For their part, so far, Nvidia has shown nothing but resolute interest in closing this deal. They contain to apply pressure and persuasion wherever they can. Last weekend, Arm China essentially declared independence (see our upcoming post). This seems the textbook definition of an adverse material breach in the deal terms, but there was nary a whisper from Nvidia. That being said, we have never understood Nvidia’s rationale behind the deal. Arm is not a natural complement to Nvidia’s business. Nvidia already gets virtually everything it wants from Arm as a supplier. All that talk about access to new markets like AI and automotive are markets that Nvidia can already pursue without Arm. True, Arm brings Nvidia exposure to mobile, but Nvidia gave up on mobile almost a decade ago when they shuttered their Icera acquisition, and it is not exactly a growth market. And while Nvidia has the financial wherewithal to withstand Arm suffering a massive loss of customers post deal, this is exactly the situation that the regulators want to avoid.
Obviously, there is not a lot of solid information here, hence our title. That being said, there are a lot of forces at work here: vocal and possibly mounting customer complaints about the deal, rising regulatory scrutiny, China’s ambitions for its semis industry, control of the Arm China JV, and Softbank’s financial position to name just a few. It is not hard to construct scenarios from this where Softbank is better off from a broken Nvidia deal. Our view is that the big swing factor here will be US regulators and their view on the deal. We should probably get some hint of that soon.
If it were not for the fact that this is one of the most important strategic assets in semiconductors, we would find all of this highly entertaining.
Photo Credit; Blade Runner
Surprised you do not mention the EU. I think that’s the toughest regulatory hurdle.
Fair point, but they have not said much so far, and I wonder how much effort they will put into a non-EU company.

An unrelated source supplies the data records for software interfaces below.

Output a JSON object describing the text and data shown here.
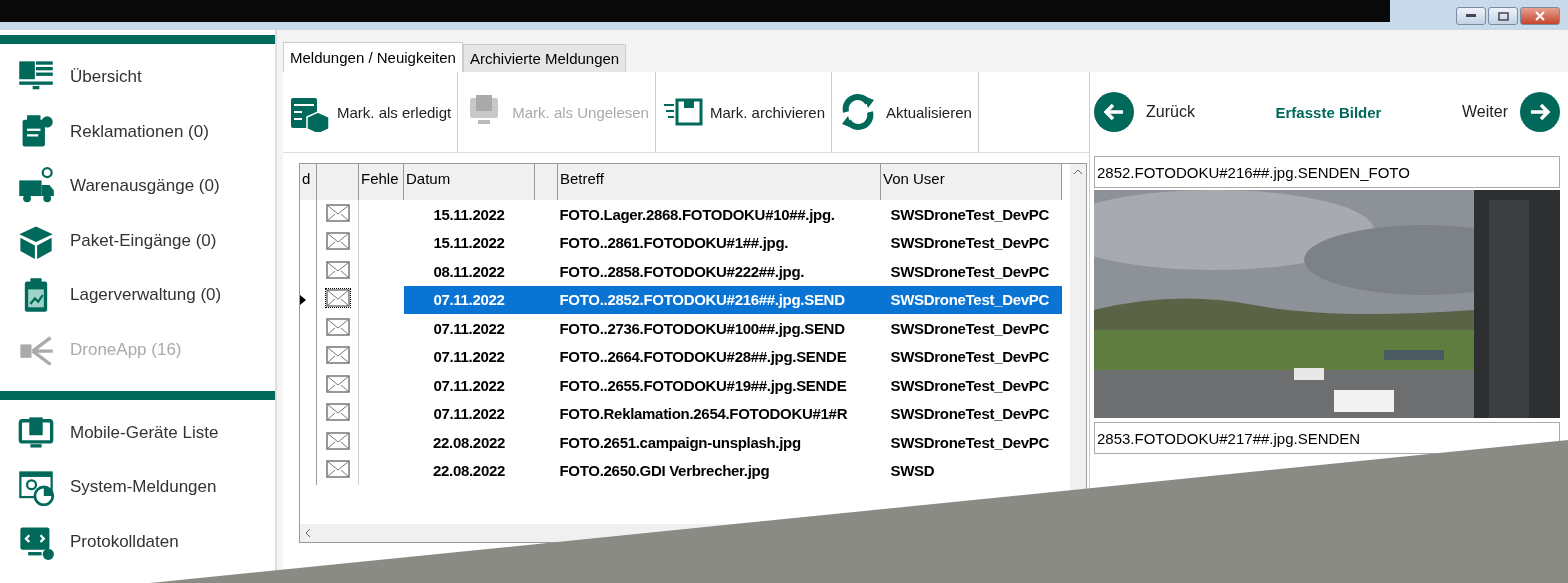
{
  "sidebar": {
    "groups": [
      [
        {
          "label": "Übersicht",
          "disabled": false
        },
        {
          "label": "Reklamationen (0)",
          "disabled": false
        },
        {
          "label": "Warenausgänge (0)",
          "disabled": false
        },
        {
          "label": "Paket-Eingänge (0)",
          "disabled": false
        },
        {
          "label": "Lagerverwaltung (0)",
          "disabled": false
        },
        {
          "label": "DroneApp (16)",
          "disabled": true
        }
      ],
      [
        {
          "label": "Mobile-Geräte Liste",
          "disabled": false
        },
        {
          "label": "System-Meldungen",
          "disabled": false
        },
        {
          "label": "Protokolldaten",
          "disabled": false
        }
      ]
    ]
  },
  "tabs": [
    {
      "label": "Meldungen / Neuigkeiten",
      "selected": true
    },
    {
      "label": "Archivierte Meldungen",
      "selected": false
    }
  ],
  "toolbar": [
    {
      "label": "Mark. als erledigt",
      "disabled": false
    },
    {
      "label": "Mark. als Ungelesen",
      "disabled": true
    },
    {
      "label": "Mark. archivieren",
      "disabled": false
    },
    {
      "label": "Aktualisieren",
      "disabled": false
    }
  ],
  "table": {
    "columns": [
      "d",
      "",
      "Fehle",
      "Datum",
      "",
      "Betreff",
      "Von User"
    ],
    "rows": [
      {
        "datum": "15.11.2022",
        "betreff": "FOTO.Lager.2868.FOTODOKU#10##.jpg.",
        "user": "SWSDroneTest_DevPC",
        "selected": false
      },
      {
        "datum": "15.11.2022",
        "betreff": "FOTO..2861.FOTODOKU#1##.jpg.",
        "user": "SWSDroneTest_DevPC",
        "selected": false
      },
      {
        "datum": "08.11.2022",
        "betreff": "FOTO..2858.FOTODOKU#222##.jpg.",
        "user": "SWSDroneTest_DevPC",
        "selected": false
      },
      {
        "datum": "07.11.2022",
        "betreff": "FOTO..2852.FOTODOKU#216##.jpg.SEND",
        "user": "SWSDroneTest_DevPC",
        "selected": true
      },
      {
        "datum": "07.11.2022",
        "betreff": "FOTO..2736.FOTODOKU#100##.jpg.SEND",
        "user": "SWSDroneTest_DevPC",
        "selected": false
      },
      {
        "datum": "07.11.2022",
        "betreff": "FOTO..2664.FOTODOKU#28##.jpg.SENDE",
        "user": "SWSDroneTest_DevPC",
        "selected": false
      },
      {
        "datum": "07.11.2022",
        "betreff": "FOTO..2655.FOTODOKU#19##.jpg.SENDE",
        "user": "SWSDroneTest_DevPC",
        "selected": false
      },
      {
        "datum": "07.11.2022",
        "betreff": "FOTO.Reklamation.2654.FOTODOKU#1#R",
        "user": "SWSDroneTest_DevPC",
        "selected": false
      },
      {
        "datum": "22.08.2022",
        "betreff": "FOTO.2651.campaign-unsplash.jpg",
        "user": "SWSDroneTest_DevPC",
        "selected": false
      },
      {
        "datum": "22.08.2022",
        "betreff": "FOTO.2650.GDI Verbrecher.jpg",
        "user": "SWSD",
        "selected": false
      }
    ]
  },
  "viewer": {
    "back": "Zurück",
    "title": "Erfasste Bilder",
    "next": "Weiter",
    "captions": [
      "2852.FOTODOKU#216##.jpg.SENDEN_FOTO",
      "2853.FOTODOKU#217##.jpg.SENDEN"
    ],
    "image": {
      "kind": "picture"
    }
  }
}
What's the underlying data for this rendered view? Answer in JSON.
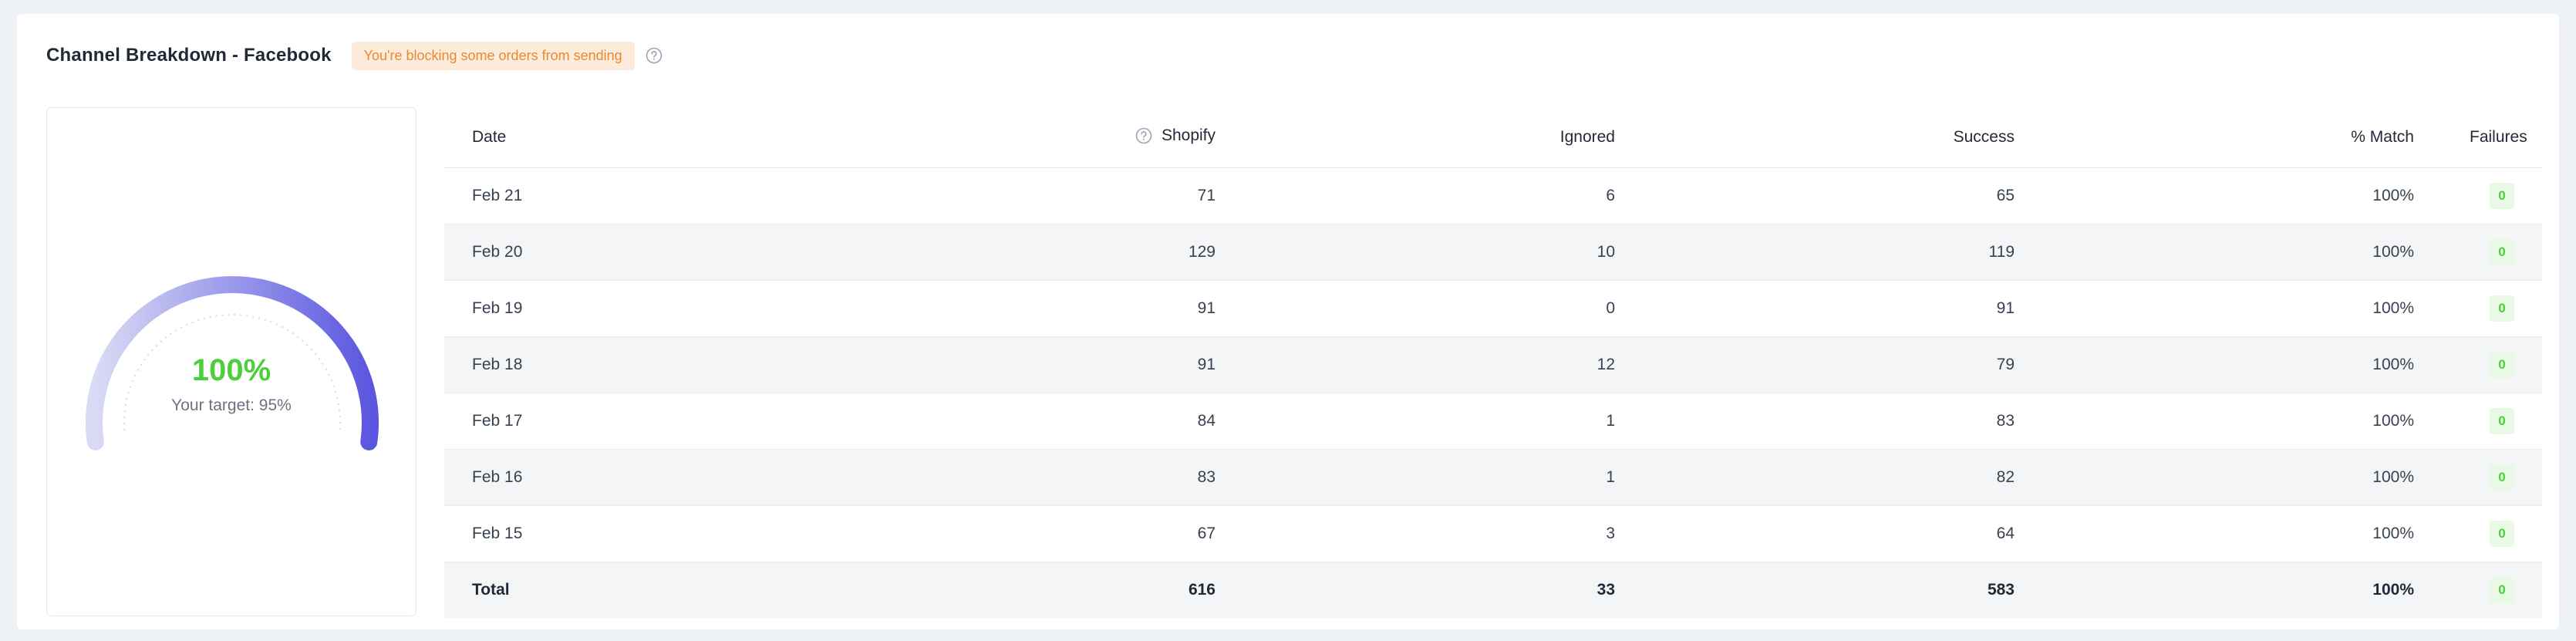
{
  "header": {
    "title": "Channel Breakdown - Facebook",
    "warning": "You're blocking some orders from sending"
  },
  "gauge": {
    "percent": 100,
    "value_label": "100%",
    "target_label": "Your target: 95%",
    "target_percent": 95,
    "colors": {
      "start": "#d9dbf5",
      "end": "#5b56e0",
      "value_text": "#4ccf3c"
    }
  },
  "table": {
    "columns": [
      "Date",
      "Shopify",
      "Ignored",
      "Success",
      "% Match",
      "Failures"
    ],
    "rows": [
      {
        "date": "Feb 21",
        "shopify": "71",
        "ignored": "6",
        "success": "65",
        "match": "100%",
        "failures": "0"
      },
      {
        "date": "Feb 20",
        "shopify": "129",
        "ignored": "10",
        "success": "119",
        "match": "100%",
        "failures": "0"
      },
      {
        "date": "Feb 19",
        "shopify": "91",
        "ignored": "0",
        "success": "91",
        "match": "100%",
        "failures": "0"
      },
      {
        "date": "Feb 18",
        "shopify": "91",
        "ignored": "12",
        "success": "79",
        "match": "100%",
        "failures": "0"
      },
      {
        "date": "Feb 17",
        "shopify": "84",
        "ignored": "1",
        "success": "83",
        "match": "100%",
        "failures": "0"
      },
      {
        "date": "Feb 16",
        "shopify": "83",
        "ignored": "1",
        "success": "82",
        "match": "100%",
        "failures": "0"
      },
      {
        "date": "Feb 15",
        "shopify": "67",
        "ignored": "3",
        "success": "64",
        "match": "100%",
        "failures": "0"
      }
    ],
    "total": {
      "date": "Total",
      "shopify": "616",
      "ignored": "33",
      "success": "583",
      "match": "100%",
      "failures": "0"
    }
  },
  "icons": {
    "header_help": "help-circle-icon",
    "shopify_help": "help-circle-icon"
  }
}
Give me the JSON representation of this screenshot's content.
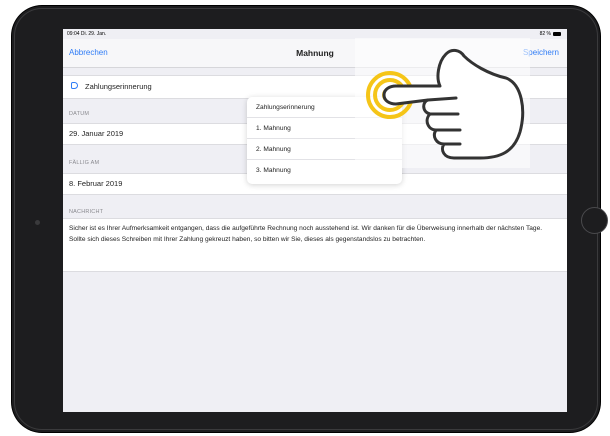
{
  "statusbar": {
    "time": "09:04  Di. 29. Jan.",
    "battery": "82 %"
  },
  "navbar": {
    "cancel": "Abbrechen",
    "title": "Mahnung",
    "save": "Speichern"
  },
  "type_field": {
    "value": "Zahlungserinnerung"
  },
  "date_section": {
    "header": "DATUM",
    "value": "29. Januar 2019"
  },
  "due_section": {
    "header": "FÄLLIG AM",
    "value": "8. Februar 2019"
  },
  "message_section": {
    "header": "NACHRICHT",
    "text": "Sicher ist es Ihrer Aufmerksamkeit entgangen, dass die aufgeführte Rechnung noch ausstehend ist. Wir danken für die Überweisung innerhalb der nächsten Tage. Sollte sich dieses Schreiben mit Ihrer Zahlung gekreuzt haben, so bitten wir Sie, dieses als gegenstandslos zu betrachten."
  },
  "popover": {
    "options": [
      "Zahlungserinnerung",
      "1. Mahnung",
      "2. Mahnung",
      "3. Mahnung"
    ]
  },
  "colors": {
    "accent": "#2f7cf6",
    "tap_highlight": "#f5c518"
  },
  "icons": {
    "tap_gesture": "pointing-hand-icon",
    "type_marker": "tag-icon"
  }
}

Pingback: Start Up No.1699: inside Apple’s design labs, the ransomware front company, Paul Dacre spills Ofcom fix, Arm’s likely future, and more | The Overspill: when there's more that I want to say·
Pingback: Start Up No.1699: inside – The Hypocrilist·